(Items from an interface collection):
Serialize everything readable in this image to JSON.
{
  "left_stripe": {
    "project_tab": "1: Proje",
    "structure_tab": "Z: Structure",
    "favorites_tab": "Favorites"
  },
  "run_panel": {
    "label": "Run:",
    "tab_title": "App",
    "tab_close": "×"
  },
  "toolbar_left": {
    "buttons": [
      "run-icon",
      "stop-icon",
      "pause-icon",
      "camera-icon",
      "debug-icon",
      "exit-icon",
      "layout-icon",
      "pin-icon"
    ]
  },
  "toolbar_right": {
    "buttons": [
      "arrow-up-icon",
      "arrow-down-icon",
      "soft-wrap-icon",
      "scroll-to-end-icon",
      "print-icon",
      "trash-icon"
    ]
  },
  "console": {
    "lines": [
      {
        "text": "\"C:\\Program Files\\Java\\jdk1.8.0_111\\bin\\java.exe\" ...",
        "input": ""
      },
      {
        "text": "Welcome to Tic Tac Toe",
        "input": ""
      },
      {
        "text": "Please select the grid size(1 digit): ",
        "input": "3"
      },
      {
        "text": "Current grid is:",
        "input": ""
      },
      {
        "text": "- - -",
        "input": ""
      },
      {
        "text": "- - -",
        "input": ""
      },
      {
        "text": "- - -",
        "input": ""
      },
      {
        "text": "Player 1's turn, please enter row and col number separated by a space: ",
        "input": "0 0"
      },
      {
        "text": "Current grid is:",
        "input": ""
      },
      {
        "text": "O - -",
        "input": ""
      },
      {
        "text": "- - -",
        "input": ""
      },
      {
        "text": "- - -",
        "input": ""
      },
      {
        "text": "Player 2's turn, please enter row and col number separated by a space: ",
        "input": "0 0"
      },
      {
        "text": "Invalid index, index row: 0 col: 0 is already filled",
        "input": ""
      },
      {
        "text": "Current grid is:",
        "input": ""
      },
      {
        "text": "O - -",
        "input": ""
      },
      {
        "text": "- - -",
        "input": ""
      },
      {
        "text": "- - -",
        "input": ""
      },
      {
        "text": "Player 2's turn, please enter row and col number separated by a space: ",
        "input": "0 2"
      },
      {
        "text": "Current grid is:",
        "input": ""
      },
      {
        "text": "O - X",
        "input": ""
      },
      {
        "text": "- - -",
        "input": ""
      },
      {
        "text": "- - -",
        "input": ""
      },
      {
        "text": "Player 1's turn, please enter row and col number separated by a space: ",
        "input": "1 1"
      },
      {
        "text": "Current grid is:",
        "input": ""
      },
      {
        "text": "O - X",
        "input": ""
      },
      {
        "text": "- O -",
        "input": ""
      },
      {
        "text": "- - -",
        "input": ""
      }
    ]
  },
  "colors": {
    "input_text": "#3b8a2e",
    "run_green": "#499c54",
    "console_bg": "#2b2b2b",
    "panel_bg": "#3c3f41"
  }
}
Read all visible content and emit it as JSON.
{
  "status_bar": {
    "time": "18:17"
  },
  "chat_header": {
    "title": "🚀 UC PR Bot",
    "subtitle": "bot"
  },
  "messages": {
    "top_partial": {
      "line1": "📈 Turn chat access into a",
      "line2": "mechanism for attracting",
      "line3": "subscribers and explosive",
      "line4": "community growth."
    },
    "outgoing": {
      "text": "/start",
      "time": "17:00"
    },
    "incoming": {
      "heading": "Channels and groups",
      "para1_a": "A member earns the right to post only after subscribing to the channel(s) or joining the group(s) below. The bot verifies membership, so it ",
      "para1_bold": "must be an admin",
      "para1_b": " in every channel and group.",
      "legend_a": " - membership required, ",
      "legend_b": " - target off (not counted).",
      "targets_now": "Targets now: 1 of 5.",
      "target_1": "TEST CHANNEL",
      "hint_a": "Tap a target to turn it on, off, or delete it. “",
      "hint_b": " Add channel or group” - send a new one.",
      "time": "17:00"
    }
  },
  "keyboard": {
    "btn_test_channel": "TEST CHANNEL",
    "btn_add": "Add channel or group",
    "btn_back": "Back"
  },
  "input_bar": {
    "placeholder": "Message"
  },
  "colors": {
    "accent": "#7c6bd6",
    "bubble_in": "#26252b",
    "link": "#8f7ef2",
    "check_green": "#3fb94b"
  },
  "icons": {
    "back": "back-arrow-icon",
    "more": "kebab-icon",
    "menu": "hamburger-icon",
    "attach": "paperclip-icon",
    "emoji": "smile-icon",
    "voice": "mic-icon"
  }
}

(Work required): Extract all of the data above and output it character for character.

(Answer section):
Serialize everything readable in this image to JSON.
{
  "left_stripe": {
    "project_tab": "1: Proje",
    "structure_tab": "Z: Structure",
    "favorites_tab": "Favorites"
  },
  "run_panel": {
    "label": "Run:",
    "tab_title": "App",
    "tab_close": "×"
  },
  "toolbar_left": {
    "buttons": [
      "run-icon",
      "stop-icon",
      "pause-icon",
      "camera-icon",
      "debug-icon",
      "exit-icon",
      "layout-icon",
      "pin-icon"
    ]
  },
  "toolbar_right": {
    "buttons": [
      "arrow-up-icon",
      "arrow-down-icon",
      "soft-wrap-icon",
      "scroll-to-end-icon",
      "print-icon",
      "trash-icon"
    ]
  },
  "console": {
    "lines": [
      {
        "text": "\"C:\\Program Files\\Java\\jdk1.8.0_111\\bin\\java.exe\" ...",
        "input": ""
      },
      {
        "text": "Welcome to Tic Tac Toe",
        "input": ""
      },
      {
        "text": "Please select the grid size(1 digit): ",
        "input": "3"
      },
      {
        "text": "Current grid is:",
        "input": ""
      },
      {
        "text": "- - -",
        "input": ""
      },
      {
        "text": "- - -",
        "input": ""
      },
      {
        "text": "- - -",
        "input": ""
      },
      {
        "text": "Player 1's turn, please enter row and col number separated by a space: ",
        "input": "0 0"
      },
      {
        "text": "Current grid is:",
        "input": ""
      },
      {
        "text": "O - -",
        "input": ""
      },
      {
        "text": "- - -",
        "input": ""
      },
      {
        "text": "- - -",
        "input": ""
      },
      {
        "text": "Player 2's turn, please enter row and col number separated by a space: ",
        "input": "0 0"
      },
      {
        "text": "Invalid index, index row: 0 col: 0 is already filled",
        "input": ""
      },
      {
        "text": "Current grid is:",
        "input": ""
      },
      {
        "text": "O - -",
        "input": ""
      },
      {
        "text": "- - -",
        "input": ""
      },
      {
        "text": "- - -",
        "input": ""
      },
      {
        "text": "Player 2's turn, please enter row and col number separated by a space: ",
        "input": "0 2"
      },
      {
        "text": "Current grid is:",
        "input": ""
      },
      {
        "text": "O - X",
        "input": ""
      },
      {
        "text": "- - -",
        "input": ""
      },
      {
        "text": "- - -",
        "input": ""
      },
      {
        "text": "Player 1's turn, please enter row and col number separated by a space: ",
        "input": "1 1"
      },
      {
        "text": "Current grid is:",
        "input": ""
      },
      {
        "text": "O - X",
        "input": ""
      },
      {
        "text": "- O -",
        "input": ""
      },
      {
        "text": "- - -",
        "input": ""
      }
    ]
  },
  "colors": {
    "input_text": "#3b8a2e",
    "run_green": "#499c54",
    "console_bg": "#2b2b2b",
    "panel_bg": "#3c3f41"
  }
}
Read all visible content and emit it as JSON.
{
  "status_bar": {
    "time": "18:17"
  },
  "chat_header": {
    "title": "🚀 UC PR Bot",
    "subtitle": "bot"
  },
  "messages": {
    "top_partial": {
      "line1": "📈 Turn chat access into a",
      "line2": "mechanism for attracting",
      "line3": "subscribers and explosive",
      "line4": "community growth."
    },
    "outgoing": {
      "text": "/start",
      "time": "17:00"
    },
    "incoming": {
      "heading": "Channels and groups",
      "para1_a": "A member earns the right to post only after subscribing to the channel(s) or joining the group(s) below. The bot verifies membership, so it ",
      "para1_bold": "must be an admin",
      "para1_b": " in every channel and group.",
      "legend_a": " - membership required, ",
      "legend_b": " - target off (not counted).",
      "targets_now": "Targets now: 1 of 5.",
      "target_1": "TEST CHANNEL",
      "hint_a": "Tap a target to turn it on, off, or delete it. “",
      "hint_b": " Add channel or group” - send a new one.",
      "time": "17:00"
    }
  },
  "keyboard": {
    "btn_test_channel": "TEST CHANNEL",
    "btn_add": "Add channel or group",
    "btn_back": "Back"
  },
  "input_bar": {
    "placeholder": "Message"
  },
  "colors": {
    "accent": "#7c6bd6",
    "bubble_in": "#26252b",
    "link": "#8f7ef2",
    "check_green": "#3fb94b"
  },
  "icons": {
    "back": "back-arrow-icon",
    "more": "kebab-icon",
    "menu": "hamburger-icon",
    "attach": "paperclip-icon",
    "emoji": "smile-icon",
    "voice": "mic-icon"
  }
}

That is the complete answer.